It is true that America is a gigantically disproportionate consumer of the world's resources and creator of its waste. But relative to great swathes of Europe and Asia, America is hardly overpopulated. (There are 31 people per square kilometer in the United States, versus a global average of 48). America still has room to spread out. William Frey, an internationally known demographer with the Brookings Institution in Washington, foresees some interesting new migration patterns. By 2030, he projects a "New Sunbelt," with the Carolinas, Virginia, Tennessee, Georgia, Oregon, Washington, Idaho and Utah experiencing more than 25 percent population growth. As the Southwest fills up and runs low on water, even some old "Rust Belt" states in the Midwest could reverse their population declines.

The political impact may be enormous. "I think a lot of the current Red-Blue State thing will soon go out the window," says Frey. "I think a lot of this liberal versus conservative stuff will disappear." Frey sees a rise in what he calls "purple states."

That does not mean, however, that social tensions will go away. It is not clear how the influx of younger, browner voters will feel about paying for the care of older, mostly white retirees, or how much the older voters will want to pay to educate the children of the newcomers. Assimilation does still work; the children and grandchildren of Mexican immigrants do learn to speak English, just as the offspring of Russians and Italians did a century ago.

But there is some question about how quickly and easily America can absorb the waves of largely uneducated, unskilled immigrants who want to come to the United States. The fear of "the other" is always deeply rooted. "Diversity is something we claim to value, but diversity is difficult," says Columbia University historian Alan Brinkley. "When diversity suddenly and rapidly increases in new ways, it is especially difficult."
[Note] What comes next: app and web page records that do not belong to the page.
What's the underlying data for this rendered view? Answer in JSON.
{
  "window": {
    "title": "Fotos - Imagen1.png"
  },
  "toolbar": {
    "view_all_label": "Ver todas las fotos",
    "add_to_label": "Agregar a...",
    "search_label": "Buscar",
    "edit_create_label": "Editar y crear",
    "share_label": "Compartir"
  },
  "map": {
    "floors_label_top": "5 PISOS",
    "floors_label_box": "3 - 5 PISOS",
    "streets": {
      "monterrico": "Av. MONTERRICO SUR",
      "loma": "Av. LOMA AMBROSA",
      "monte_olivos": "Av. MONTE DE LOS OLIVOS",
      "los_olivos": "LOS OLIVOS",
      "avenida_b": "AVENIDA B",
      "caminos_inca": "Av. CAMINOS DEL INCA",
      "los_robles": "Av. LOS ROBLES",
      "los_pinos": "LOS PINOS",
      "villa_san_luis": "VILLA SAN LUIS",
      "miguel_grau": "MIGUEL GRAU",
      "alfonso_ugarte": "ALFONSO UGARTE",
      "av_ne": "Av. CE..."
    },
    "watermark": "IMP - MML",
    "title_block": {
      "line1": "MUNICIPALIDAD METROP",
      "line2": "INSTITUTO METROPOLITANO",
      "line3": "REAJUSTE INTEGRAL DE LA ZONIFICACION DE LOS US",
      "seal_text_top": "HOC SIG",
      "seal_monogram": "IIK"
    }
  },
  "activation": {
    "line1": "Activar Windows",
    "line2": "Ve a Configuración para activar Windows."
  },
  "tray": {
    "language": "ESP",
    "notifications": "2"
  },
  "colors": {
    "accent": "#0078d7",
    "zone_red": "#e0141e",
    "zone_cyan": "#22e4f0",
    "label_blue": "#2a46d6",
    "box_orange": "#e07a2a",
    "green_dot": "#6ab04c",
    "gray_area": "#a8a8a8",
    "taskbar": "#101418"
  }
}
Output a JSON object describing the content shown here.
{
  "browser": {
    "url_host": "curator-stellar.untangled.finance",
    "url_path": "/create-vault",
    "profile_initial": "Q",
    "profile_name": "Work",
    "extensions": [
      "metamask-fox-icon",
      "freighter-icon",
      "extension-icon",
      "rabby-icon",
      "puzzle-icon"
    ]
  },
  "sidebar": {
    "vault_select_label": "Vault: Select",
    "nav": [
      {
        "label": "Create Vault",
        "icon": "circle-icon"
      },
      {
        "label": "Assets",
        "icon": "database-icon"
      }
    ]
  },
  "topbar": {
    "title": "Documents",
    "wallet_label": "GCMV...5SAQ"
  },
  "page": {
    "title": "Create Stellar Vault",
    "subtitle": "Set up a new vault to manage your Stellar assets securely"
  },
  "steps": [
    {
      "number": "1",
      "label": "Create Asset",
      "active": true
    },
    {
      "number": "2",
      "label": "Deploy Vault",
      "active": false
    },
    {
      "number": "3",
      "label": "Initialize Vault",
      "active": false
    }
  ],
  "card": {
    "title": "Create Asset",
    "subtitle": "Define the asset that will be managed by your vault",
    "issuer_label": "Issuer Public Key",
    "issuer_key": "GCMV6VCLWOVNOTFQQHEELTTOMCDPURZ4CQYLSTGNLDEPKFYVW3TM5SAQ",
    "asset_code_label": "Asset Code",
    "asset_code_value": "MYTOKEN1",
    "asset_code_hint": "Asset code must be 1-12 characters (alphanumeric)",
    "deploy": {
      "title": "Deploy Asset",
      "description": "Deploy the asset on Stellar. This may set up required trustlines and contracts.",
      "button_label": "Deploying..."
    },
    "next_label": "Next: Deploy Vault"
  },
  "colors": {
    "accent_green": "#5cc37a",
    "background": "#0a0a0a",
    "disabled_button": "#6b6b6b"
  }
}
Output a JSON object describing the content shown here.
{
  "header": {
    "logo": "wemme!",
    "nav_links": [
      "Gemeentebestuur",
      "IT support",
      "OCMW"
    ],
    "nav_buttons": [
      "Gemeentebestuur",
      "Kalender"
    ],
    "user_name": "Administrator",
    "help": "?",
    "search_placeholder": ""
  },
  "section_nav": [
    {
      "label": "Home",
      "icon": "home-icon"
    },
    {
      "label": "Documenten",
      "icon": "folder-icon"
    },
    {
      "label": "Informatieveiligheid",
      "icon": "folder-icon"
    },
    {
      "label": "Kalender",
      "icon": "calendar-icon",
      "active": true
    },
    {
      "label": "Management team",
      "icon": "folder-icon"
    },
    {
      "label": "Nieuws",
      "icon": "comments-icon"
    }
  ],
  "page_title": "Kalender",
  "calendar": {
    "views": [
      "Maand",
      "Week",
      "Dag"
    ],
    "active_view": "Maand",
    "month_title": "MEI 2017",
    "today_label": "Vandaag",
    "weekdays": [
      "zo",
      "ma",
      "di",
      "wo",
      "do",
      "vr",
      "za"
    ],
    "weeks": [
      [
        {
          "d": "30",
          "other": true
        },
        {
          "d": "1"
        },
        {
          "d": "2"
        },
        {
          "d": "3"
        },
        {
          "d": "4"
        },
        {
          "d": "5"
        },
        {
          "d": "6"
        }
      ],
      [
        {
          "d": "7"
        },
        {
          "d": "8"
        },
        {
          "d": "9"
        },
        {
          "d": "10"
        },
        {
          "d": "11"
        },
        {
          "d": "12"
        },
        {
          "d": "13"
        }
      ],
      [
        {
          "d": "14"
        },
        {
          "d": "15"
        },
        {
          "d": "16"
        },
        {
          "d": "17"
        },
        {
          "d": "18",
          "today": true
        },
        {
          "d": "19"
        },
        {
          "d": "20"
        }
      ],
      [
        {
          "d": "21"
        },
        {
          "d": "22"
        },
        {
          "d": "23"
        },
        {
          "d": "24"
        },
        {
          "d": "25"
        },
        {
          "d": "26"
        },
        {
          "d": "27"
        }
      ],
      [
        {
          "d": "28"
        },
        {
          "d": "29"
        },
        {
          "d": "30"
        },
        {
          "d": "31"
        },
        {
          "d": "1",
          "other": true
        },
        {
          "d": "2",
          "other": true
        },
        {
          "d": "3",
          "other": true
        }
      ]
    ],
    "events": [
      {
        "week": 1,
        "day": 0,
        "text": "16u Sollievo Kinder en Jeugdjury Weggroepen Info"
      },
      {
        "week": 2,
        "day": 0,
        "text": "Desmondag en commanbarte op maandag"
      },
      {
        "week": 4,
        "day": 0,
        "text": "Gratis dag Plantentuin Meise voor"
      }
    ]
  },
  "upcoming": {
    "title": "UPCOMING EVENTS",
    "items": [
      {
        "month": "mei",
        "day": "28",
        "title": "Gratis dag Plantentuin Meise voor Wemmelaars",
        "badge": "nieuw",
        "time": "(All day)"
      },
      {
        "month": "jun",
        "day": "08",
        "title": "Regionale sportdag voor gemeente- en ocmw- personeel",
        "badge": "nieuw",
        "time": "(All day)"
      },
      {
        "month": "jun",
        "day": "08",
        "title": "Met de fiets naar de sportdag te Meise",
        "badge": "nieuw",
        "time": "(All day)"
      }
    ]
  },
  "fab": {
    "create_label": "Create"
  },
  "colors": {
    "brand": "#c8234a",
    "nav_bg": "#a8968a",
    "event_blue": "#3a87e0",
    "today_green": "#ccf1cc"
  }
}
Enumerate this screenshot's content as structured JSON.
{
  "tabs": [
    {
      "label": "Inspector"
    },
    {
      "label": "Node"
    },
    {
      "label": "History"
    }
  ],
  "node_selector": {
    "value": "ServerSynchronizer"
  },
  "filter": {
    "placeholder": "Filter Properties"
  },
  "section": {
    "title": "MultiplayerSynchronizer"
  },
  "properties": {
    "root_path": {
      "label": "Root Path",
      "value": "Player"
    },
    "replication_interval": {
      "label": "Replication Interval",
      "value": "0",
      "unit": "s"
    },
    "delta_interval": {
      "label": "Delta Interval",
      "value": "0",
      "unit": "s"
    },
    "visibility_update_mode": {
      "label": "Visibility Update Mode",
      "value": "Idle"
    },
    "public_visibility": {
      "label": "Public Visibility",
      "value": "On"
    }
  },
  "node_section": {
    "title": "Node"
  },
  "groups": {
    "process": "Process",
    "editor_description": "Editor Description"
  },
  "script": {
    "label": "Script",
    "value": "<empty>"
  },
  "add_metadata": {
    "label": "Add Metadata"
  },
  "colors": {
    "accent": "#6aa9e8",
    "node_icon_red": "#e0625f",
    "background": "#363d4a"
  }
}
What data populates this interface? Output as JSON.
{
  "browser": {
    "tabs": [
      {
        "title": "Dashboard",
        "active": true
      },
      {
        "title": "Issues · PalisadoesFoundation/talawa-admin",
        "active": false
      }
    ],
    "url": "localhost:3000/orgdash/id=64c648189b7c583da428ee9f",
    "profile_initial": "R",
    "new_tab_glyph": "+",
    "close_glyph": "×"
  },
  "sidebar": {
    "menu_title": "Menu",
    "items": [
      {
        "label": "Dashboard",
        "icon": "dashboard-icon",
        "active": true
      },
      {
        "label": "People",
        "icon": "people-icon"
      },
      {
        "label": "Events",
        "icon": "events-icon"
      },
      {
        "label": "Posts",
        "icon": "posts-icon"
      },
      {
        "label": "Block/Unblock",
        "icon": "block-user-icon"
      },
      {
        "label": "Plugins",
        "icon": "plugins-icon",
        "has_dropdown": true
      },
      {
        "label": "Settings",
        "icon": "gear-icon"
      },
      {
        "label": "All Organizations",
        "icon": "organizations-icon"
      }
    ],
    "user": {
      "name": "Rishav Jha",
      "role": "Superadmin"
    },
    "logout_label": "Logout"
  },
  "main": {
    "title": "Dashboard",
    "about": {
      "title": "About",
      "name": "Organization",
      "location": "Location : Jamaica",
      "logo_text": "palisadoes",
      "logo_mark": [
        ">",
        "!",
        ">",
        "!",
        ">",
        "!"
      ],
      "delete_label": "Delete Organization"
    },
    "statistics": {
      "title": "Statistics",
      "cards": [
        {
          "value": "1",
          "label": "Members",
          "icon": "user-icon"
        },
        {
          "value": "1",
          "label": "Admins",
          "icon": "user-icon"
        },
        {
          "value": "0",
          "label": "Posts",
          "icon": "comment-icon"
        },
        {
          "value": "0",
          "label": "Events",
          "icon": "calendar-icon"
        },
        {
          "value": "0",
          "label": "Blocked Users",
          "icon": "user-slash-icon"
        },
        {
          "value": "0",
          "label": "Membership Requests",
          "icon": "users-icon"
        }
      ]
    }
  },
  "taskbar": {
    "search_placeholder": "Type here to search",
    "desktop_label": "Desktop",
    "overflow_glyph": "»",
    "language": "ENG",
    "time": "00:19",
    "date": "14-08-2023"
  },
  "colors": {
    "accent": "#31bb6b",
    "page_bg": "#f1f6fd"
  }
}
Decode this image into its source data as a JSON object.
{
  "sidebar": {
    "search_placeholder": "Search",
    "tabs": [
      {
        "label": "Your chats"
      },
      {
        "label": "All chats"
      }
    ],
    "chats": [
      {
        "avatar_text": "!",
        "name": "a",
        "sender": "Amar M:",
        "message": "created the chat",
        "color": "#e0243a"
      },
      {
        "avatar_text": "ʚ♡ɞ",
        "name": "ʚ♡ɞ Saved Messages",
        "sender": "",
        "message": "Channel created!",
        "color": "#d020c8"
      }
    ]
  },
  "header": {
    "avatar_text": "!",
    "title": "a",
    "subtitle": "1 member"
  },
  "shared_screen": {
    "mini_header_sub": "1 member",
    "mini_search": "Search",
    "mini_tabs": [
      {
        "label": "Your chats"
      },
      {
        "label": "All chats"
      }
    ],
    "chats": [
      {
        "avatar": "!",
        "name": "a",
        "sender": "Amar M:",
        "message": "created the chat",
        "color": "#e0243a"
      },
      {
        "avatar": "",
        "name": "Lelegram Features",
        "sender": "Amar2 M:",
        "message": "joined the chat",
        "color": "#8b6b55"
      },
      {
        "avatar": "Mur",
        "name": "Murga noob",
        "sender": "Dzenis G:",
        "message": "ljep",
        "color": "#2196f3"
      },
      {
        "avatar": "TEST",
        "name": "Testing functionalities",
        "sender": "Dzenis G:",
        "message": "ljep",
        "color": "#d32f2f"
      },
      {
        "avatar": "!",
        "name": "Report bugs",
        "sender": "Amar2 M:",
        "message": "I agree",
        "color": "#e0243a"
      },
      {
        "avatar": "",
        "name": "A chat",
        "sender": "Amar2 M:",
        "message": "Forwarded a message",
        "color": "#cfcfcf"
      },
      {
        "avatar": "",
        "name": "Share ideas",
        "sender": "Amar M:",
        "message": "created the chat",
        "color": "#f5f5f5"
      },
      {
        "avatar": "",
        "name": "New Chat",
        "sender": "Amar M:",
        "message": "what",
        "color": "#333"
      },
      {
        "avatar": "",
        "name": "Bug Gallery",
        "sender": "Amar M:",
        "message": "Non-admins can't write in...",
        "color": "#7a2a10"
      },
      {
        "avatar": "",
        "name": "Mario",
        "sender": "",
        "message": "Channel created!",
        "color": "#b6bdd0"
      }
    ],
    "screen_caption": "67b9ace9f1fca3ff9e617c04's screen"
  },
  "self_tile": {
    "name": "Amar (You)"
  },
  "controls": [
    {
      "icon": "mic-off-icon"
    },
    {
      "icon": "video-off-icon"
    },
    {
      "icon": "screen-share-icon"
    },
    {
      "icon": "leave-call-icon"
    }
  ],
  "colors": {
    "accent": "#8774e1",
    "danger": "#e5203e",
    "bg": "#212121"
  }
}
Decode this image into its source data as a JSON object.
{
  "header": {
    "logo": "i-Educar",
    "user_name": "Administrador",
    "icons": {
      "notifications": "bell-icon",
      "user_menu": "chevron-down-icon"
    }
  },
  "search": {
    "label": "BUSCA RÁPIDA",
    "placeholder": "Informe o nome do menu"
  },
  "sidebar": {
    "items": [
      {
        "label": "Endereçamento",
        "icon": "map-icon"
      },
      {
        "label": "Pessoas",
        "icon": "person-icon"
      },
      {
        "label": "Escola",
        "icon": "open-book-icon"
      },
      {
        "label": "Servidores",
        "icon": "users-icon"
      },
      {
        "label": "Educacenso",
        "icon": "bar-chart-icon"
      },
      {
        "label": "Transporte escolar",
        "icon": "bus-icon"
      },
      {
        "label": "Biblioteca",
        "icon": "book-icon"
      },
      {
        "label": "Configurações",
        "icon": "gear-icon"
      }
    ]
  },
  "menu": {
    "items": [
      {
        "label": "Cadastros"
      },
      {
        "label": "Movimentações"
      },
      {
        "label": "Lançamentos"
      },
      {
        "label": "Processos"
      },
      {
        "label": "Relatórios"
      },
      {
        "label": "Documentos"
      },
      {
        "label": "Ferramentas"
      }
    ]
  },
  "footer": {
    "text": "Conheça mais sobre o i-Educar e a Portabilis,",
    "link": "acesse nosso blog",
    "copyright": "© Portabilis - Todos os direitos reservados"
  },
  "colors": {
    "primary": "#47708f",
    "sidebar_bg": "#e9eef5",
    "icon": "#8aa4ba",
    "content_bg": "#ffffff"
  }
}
The racism and nativism of the anti-immigration movement of the early 19th century were deplorable. But it cannot be denied that curbing immigration for several decades in the early-to-mid 20th century gave America some breathing room; it bought time for the melting pot to work. NEWSWEEK columnist Robert J. Samuelson has written that, paradoxically, "to make immigration succeed, we must control immigration." If we can, then maybe when the population passes the 400-million mark sometime around mid-century, the nation can celebrate again.